• Task directions: Would you print out every entry exactly as given?
*** Input data ***
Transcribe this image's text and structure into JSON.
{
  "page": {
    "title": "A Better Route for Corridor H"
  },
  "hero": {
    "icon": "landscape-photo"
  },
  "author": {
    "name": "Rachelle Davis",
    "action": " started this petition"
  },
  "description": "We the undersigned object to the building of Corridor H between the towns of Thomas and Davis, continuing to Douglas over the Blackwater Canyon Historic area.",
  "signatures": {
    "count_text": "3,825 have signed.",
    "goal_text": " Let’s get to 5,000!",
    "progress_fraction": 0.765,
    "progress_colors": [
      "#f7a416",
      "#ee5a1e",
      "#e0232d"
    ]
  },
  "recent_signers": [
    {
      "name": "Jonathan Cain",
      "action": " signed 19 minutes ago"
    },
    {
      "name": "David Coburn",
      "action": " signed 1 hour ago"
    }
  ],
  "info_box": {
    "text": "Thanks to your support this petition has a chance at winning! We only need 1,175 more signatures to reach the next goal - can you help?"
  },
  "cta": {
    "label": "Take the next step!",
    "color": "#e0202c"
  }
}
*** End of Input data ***
• Exercise solution:
Transcribe this image's text and structure into JSON.
{
  "page": {
    "title": "A Better Route for Corridor H"
  },
  "hero": {
    "icon": "landscape-photo"
  },
  "author": {
    "name": "Rachelle Davis",
    "action": " started this petition"
  },
  "description": "We the undersigned object to the building of Corridor H between the towns of Thomas and Davis, continuing to Douglas over the Blackwater Canyon Historic area.",
  "signatures": {
    "count_text": "3,825 have signed.",
    "goal_text": " Let’s get to 5,000!",
    "progress_fraction": 0.765,
    "progress_colors": [
      "#f7a416",
      "#ee5a1e",
      "#e0232d"
    ]
  },
  "recent_signers": [
    {
      "name": "Jonathan Cain",
      "action": " signed 19 minutes ago"
    },
    {
      "name": "David Coburn",
      "action": " signed 1 hour ago"
    }
  ],
  "info_box": {
    "text": "Thanks to your support this petition has a chance at winning! We only need 1,175 more signatures to reach the next goal - can you help?"
  },
  "cta": {
    "label": "Take the next step!",
    "color": "#e0202c"
  }
}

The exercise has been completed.